can further increase the employees’ intrinsic motivation by creating a work environment that
make employees feel like they are really making a difference.
I was unable to find much information concerning Ballard’s internal control system. I do
not know what types of incentives or rewards they use to extrinsically motivate their employees.
I know that in general they are a well structure company. Therefore I assume that they have a
well formulated control system set up the further motivate their employees. I had contacted a few
people within the HR department but they would not give out the information I requested
concerning their control systems. What I did find out is that strategic reward systems widely vary
among the different departments. Research and development has mainly teams and groups; that
department is more of a flat structure compared to the other departments. It seems that Ballard
overall has well formulated control strategies for its internal.
I have long had an interest in fuel cell technology, I find it to be very exciting, and feel
lucky to live in a time in which I may possibly witness the transformation of the electricity
generation and automotive industries from petroleum based to hydrogen based. I have been done

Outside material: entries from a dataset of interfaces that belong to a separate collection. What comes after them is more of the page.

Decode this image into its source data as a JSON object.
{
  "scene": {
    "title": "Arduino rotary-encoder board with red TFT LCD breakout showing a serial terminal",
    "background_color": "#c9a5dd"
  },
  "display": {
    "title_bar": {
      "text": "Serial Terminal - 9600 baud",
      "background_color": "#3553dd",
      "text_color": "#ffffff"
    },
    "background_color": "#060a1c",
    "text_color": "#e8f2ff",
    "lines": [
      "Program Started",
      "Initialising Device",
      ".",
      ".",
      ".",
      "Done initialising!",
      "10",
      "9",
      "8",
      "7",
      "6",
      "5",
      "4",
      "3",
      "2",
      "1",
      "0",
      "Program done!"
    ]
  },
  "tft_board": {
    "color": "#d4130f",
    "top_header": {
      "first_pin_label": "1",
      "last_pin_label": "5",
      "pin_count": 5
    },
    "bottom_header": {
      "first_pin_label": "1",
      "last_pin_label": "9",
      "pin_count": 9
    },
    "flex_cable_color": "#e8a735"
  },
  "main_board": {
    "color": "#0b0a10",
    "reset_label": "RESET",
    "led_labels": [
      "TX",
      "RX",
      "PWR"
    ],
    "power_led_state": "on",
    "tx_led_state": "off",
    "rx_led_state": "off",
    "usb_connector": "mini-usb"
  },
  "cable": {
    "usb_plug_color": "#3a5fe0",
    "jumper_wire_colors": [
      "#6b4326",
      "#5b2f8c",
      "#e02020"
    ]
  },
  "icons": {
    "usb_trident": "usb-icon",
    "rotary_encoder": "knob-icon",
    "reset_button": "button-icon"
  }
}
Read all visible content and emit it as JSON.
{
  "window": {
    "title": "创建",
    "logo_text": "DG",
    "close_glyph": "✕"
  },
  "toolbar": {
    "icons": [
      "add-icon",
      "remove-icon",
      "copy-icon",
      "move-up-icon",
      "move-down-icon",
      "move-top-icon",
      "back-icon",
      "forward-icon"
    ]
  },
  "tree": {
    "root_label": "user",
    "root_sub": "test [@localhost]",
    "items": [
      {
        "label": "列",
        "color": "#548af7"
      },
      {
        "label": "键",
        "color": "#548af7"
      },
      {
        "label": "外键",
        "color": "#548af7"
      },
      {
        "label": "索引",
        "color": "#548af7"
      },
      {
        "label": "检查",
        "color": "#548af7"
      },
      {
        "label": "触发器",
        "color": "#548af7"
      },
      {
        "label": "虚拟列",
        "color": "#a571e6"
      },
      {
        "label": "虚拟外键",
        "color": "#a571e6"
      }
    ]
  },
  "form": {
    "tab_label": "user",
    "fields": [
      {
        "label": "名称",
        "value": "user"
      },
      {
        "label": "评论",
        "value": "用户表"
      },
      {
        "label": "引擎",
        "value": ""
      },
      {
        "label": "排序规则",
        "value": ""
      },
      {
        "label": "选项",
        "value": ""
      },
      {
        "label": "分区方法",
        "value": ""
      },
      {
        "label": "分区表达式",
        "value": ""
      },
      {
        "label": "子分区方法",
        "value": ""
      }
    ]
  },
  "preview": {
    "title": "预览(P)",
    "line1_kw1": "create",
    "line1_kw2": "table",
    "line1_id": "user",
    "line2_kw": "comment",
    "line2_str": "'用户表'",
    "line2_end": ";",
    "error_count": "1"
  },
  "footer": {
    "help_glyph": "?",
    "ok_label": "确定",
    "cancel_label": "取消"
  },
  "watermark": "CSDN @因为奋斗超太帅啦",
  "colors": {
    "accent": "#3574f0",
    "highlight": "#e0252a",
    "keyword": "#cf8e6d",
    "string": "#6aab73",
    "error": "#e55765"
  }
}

some light research into the fuel cell industry, Ballard and its competitors over the last four
years. I also owned stock in Ballard for while, about a year. Luckily I knew enough about the
industry to get in and out at the right times. I bought stock in Ballard when it was at its low,
Zack Kent BUS 444
$7.10, and sold it a little over a year later when it peaked at $15.60, I sold at about $15.00. Since
then it’s had stagnated around $10.50.
After doing this theory in practice I have a better understanding of Ballard and their
strategic situation currently and in the future. It has made me realize many of the drawbacks of
being in their situation. In the past I had always looked at fuel cells and the implementation of
that technology in a very optimistic way. Not realizing the great challenge it will actually be to
make fuel cells and a hydrogen infrastructure a reality. Don’t take this the wrong way, I still feel
optimistic about fuel cells and the positive affect it will have on our futures, but know I see the
realties needed to be overcome in order for fuel cells to become an accepted and standard
Also, I know realize what a difficult and complex strategic situation Ballard is in. There
are in an extremely dynamic industry where the next huge innovation could make Ballard the
great leader in the industry or if the innovation comes from their competitors, Ballard’s
technology could become obsolete. The dynamics of this industry are extremely complex, since
fuel cells can be seen a disruptive technology. This is interesting because this technology
challenges the way we currently do things. It could revolutionize the way we live and doing it in
a way that will benefit everyone by decreasing pollution levels. It is also interesting to see how
Ballard is so strongly tied to other major and potentially competing industries. They also strong
ties and support by governments and their environmental regulations. Politics could play a big
role in the future of the fuel cell industry. Ballard’s fate is highly in the hands of these players
and influences. It will be interesting to see what happens with this industry in the coming years.
It was difficult to relate (IRMe’s) all of the case studies we went over in class since the company
and industry which I choose it so different from those case studies. It would have been easier if
the fuel cell industry was more mature.
Zack Kent BUS 444
Meilich, Ofer. BUS/GBM 444. Class Notes. Spring 2004. Montezuma Publishing.
*Most information was obtained through my general knowledge of Ballard and the fuel cell